DIRECTIONS FOR THIS TASK -> Work out how many lines in this listing hold the word "Today", and give the number with nothing added.

RECORDED INFORMATION ->
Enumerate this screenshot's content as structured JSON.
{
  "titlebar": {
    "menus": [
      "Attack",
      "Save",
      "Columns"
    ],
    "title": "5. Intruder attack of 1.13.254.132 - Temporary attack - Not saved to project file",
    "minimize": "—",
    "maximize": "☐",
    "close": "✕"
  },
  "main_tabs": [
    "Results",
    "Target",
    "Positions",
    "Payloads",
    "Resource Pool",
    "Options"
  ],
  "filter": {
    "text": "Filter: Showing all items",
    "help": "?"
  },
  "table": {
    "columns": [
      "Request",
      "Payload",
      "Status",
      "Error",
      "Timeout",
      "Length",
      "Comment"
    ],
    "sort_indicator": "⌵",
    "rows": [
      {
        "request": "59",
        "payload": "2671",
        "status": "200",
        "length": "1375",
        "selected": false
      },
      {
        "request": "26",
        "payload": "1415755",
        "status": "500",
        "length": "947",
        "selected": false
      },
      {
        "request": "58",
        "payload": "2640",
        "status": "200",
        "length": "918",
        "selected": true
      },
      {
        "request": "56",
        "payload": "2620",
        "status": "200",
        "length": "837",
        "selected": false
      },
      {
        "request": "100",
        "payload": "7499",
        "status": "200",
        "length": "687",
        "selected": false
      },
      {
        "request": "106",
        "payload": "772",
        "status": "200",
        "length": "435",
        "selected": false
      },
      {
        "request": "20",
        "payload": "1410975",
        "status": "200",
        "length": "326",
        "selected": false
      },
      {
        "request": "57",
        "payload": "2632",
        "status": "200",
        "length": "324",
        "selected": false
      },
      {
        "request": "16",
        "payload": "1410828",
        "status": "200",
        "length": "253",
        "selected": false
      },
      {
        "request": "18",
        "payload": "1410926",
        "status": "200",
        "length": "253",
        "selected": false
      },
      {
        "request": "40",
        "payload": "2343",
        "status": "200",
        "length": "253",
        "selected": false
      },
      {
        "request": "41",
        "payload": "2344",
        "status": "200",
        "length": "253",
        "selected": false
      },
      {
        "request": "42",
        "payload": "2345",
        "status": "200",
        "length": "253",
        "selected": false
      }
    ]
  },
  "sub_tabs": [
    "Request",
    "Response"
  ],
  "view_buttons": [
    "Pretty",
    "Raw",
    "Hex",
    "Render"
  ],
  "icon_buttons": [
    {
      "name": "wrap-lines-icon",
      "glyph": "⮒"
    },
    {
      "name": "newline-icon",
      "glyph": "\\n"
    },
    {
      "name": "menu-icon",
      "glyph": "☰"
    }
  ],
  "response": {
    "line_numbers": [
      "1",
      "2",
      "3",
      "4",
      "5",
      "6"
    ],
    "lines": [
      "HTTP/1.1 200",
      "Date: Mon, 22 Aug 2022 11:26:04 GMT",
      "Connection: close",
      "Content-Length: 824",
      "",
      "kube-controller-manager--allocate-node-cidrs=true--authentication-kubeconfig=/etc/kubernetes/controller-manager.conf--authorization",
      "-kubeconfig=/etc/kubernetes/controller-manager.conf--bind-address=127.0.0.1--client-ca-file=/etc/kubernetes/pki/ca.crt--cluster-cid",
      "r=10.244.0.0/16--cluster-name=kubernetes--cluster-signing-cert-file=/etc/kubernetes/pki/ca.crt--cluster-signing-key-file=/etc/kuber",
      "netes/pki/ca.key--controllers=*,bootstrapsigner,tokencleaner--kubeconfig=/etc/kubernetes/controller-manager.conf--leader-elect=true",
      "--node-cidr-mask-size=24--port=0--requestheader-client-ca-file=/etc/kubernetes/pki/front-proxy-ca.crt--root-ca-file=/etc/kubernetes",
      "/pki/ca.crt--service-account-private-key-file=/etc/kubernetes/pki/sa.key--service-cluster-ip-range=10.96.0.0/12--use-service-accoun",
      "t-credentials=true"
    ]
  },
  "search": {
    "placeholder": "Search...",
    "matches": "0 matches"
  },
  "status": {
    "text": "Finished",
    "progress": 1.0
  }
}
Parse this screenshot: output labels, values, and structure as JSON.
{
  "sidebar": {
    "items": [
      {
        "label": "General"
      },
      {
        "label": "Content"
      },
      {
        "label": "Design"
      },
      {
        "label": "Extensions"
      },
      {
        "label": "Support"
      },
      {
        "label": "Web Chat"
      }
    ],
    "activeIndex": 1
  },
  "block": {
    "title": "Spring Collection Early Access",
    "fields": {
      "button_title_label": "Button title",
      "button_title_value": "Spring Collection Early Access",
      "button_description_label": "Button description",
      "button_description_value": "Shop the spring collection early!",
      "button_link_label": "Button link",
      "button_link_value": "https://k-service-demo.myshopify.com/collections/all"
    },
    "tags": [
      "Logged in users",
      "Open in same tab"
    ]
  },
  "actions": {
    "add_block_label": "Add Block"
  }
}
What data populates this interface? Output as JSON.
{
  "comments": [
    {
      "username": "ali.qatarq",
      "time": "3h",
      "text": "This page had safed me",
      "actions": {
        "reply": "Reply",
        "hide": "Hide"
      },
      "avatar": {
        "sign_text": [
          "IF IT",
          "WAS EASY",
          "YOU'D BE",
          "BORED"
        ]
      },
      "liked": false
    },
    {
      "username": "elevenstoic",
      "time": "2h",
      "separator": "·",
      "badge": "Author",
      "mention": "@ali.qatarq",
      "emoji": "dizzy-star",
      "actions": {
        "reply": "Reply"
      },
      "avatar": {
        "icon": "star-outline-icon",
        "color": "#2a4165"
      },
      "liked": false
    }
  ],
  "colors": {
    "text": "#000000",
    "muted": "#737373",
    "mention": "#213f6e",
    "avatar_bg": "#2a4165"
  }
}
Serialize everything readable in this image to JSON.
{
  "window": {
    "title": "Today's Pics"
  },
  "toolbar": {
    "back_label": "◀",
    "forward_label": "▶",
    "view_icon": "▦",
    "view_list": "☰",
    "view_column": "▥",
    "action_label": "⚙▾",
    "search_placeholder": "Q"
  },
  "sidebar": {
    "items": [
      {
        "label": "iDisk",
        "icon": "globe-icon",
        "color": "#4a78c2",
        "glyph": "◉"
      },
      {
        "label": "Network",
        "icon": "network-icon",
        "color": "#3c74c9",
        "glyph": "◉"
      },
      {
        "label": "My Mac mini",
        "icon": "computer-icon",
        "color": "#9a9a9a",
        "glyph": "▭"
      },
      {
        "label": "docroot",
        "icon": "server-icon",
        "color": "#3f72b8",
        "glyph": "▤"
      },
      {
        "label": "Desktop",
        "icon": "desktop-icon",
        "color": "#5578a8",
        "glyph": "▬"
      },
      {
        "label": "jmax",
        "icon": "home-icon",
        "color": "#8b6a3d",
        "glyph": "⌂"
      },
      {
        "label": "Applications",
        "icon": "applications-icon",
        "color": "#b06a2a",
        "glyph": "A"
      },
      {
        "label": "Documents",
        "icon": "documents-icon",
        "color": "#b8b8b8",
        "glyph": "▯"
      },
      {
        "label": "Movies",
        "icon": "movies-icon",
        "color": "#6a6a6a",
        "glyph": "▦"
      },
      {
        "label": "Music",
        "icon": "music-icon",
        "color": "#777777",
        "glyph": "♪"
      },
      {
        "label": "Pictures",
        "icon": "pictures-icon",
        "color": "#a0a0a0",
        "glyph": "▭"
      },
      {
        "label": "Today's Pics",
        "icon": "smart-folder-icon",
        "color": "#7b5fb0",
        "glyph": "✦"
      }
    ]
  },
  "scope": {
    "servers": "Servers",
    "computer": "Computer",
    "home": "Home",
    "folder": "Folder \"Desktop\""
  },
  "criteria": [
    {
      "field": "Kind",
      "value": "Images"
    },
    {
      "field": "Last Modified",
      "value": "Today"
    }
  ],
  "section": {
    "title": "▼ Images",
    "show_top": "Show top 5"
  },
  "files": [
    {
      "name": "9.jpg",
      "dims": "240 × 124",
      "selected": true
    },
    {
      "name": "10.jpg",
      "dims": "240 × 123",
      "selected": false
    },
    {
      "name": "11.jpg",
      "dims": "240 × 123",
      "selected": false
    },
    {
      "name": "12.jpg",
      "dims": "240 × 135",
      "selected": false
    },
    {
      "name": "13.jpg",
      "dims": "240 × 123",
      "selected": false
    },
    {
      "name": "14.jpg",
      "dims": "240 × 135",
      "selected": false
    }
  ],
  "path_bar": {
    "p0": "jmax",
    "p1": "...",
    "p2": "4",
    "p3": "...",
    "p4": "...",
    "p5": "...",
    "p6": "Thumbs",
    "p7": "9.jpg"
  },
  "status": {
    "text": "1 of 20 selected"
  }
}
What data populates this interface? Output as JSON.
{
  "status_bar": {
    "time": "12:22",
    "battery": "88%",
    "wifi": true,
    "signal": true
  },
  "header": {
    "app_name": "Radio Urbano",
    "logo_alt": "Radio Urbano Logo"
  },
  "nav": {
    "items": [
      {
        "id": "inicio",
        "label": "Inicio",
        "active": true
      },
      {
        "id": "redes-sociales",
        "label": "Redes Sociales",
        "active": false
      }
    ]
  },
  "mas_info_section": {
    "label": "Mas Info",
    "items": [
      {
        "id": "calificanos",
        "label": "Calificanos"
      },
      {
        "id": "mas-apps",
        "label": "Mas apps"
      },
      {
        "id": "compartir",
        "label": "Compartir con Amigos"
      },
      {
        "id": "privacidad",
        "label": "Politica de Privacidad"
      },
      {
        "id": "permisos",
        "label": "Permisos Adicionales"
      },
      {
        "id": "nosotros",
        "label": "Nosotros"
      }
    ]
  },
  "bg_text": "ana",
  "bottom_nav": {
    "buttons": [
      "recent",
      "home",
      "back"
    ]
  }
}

ANSWER FOR THIS EXERCISE -> 3